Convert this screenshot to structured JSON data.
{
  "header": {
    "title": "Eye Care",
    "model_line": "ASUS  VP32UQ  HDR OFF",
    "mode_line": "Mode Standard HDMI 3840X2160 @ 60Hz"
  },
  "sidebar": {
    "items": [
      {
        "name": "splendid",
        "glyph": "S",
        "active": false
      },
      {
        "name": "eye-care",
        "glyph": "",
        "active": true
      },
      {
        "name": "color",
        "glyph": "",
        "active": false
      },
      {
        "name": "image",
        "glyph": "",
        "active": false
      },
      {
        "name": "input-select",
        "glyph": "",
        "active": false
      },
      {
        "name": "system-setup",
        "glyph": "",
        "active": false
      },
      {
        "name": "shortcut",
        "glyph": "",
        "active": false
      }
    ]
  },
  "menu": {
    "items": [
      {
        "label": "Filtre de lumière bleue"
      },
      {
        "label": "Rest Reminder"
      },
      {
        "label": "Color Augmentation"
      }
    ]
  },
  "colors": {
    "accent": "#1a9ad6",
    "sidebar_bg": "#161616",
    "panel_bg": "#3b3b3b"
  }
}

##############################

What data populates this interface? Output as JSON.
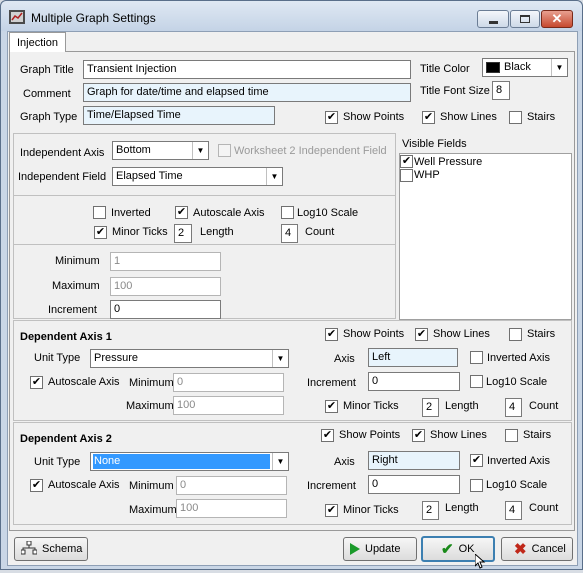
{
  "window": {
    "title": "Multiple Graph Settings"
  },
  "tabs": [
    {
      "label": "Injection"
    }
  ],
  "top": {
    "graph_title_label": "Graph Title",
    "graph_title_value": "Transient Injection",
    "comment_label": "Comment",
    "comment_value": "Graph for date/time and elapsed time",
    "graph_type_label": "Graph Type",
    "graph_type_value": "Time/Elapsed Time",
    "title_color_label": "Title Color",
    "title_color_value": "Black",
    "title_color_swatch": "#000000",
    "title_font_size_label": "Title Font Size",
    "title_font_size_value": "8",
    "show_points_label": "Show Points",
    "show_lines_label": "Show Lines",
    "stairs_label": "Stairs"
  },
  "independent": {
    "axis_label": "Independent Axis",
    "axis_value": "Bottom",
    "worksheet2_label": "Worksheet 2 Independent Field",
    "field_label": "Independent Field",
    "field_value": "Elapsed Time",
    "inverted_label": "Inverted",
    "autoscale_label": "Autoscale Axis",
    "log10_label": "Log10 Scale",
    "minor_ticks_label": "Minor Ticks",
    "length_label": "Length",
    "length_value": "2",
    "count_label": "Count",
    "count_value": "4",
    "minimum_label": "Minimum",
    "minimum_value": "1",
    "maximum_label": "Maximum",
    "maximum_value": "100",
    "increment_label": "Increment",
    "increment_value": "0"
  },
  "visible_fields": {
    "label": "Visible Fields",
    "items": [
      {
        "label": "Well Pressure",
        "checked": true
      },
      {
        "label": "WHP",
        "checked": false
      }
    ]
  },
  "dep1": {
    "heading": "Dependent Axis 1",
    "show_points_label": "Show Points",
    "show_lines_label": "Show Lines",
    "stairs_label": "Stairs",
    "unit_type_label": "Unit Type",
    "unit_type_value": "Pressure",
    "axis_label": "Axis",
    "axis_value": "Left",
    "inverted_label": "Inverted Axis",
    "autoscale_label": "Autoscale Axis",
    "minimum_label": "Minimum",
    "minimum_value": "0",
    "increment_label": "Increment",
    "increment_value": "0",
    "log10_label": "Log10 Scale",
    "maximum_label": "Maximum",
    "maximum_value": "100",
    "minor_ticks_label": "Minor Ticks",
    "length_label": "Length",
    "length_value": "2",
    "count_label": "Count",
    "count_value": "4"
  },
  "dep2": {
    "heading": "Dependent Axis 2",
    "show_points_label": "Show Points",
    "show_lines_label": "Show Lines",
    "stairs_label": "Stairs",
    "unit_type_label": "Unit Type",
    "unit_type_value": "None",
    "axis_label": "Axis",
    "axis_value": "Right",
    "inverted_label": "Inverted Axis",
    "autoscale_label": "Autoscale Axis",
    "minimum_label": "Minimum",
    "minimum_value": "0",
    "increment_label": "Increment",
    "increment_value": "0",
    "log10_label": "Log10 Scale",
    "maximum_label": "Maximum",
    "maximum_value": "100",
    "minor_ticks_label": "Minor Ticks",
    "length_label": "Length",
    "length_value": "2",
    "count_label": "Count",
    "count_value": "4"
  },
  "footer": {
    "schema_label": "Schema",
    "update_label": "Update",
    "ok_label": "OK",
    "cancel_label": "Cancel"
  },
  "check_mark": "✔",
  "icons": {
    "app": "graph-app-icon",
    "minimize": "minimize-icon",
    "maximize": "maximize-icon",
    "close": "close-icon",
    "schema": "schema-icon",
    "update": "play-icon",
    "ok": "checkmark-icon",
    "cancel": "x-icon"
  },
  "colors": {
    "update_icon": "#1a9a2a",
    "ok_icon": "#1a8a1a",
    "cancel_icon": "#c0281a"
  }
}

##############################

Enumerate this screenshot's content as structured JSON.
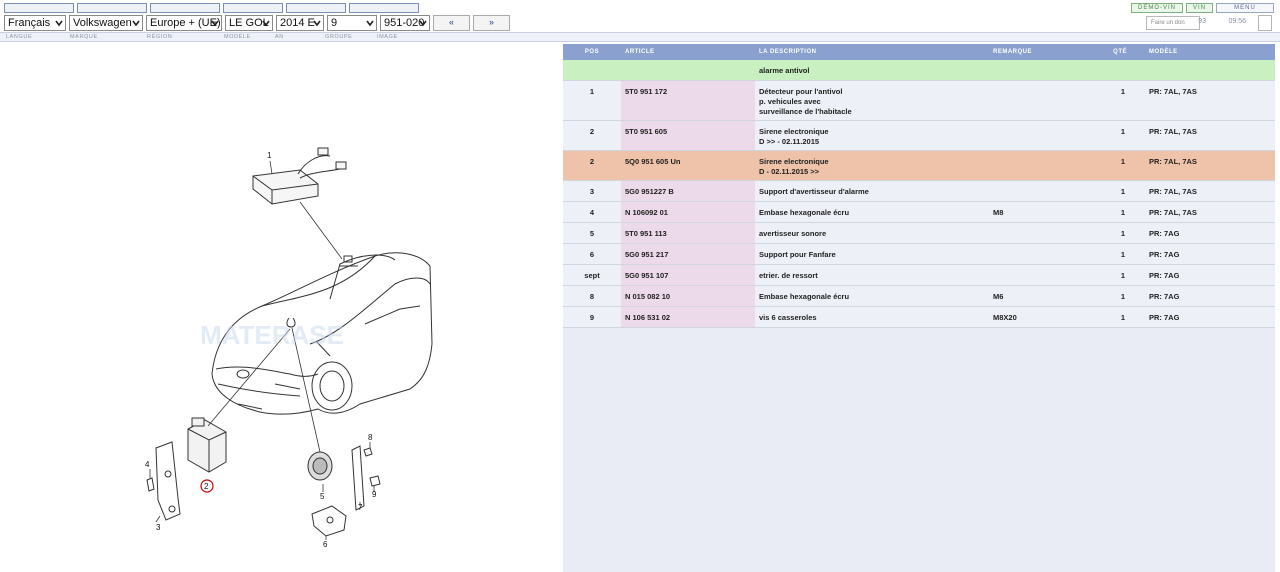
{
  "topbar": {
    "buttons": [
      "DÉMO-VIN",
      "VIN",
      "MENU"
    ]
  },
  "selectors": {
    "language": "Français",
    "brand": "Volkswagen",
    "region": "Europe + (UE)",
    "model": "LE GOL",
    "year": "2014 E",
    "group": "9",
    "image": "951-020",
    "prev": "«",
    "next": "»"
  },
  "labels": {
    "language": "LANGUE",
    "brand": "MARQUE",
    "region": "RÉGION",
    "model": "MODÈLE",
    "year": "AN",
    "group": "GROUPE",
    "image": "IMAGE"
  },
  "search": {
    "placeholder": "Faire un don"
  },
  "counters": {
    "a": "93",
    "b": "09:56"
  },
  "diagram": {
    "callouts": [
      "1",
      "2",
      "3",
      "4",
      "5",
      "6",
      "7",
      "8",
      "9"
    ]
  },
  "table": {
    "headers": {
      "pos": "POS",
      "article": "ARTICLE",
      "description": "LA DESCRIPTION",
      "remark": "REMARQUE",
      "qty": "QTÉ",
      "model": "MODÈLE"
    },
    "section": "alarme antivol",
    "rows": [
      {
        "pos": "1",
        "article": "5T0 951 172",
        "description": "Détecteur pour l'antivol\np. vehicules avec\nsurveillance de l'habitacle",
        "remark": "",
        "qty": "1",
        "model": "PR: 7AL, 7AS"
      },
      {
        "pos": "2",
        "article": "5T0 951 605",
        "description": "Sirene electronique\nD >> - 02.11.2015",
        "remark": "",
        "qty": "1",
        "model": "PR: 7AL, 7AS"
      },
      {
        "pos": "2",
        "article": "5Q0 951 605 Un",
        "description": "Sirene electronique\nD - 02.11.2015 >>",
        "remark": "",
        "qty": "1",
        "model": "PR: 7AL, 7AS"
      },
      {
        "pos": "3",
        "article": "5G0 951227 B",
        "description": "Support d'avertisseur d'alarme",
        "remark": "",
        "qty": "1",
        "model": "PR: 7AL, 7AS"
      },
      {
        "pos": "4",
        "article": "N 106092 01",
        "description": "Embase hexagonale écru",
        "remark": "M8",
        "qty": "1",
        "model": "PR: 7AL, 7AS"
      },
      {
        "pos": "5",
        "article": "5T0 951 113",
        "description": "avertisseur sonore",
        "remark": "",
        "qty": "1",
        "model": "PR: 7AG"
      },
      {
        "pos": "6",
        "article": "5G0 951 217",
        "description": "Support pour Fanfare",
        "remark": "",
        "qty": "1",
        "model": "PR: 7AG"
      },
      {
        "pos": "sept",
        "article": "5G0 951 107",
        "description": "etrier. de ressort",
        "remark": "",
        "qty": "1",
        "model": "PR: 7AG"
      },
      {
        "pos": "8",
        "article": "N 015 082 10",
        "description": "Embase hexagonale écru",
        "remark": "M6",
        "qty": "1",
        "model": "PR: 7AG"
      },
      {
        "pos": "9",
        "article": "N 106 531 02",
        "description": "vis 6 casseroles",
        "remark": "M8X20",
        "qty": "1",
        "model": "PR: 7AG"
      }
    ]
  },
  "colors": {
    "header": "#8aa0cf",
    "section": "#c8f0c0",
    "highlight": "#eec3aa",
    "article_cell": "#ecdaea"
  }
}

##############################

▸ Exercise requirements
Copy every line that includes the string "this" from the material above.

▸ Task response
Convert this screenshot to structured JSON data.
What data populates this interface? Output as JSON.
Enumerate this screenshot's content as structured JSON.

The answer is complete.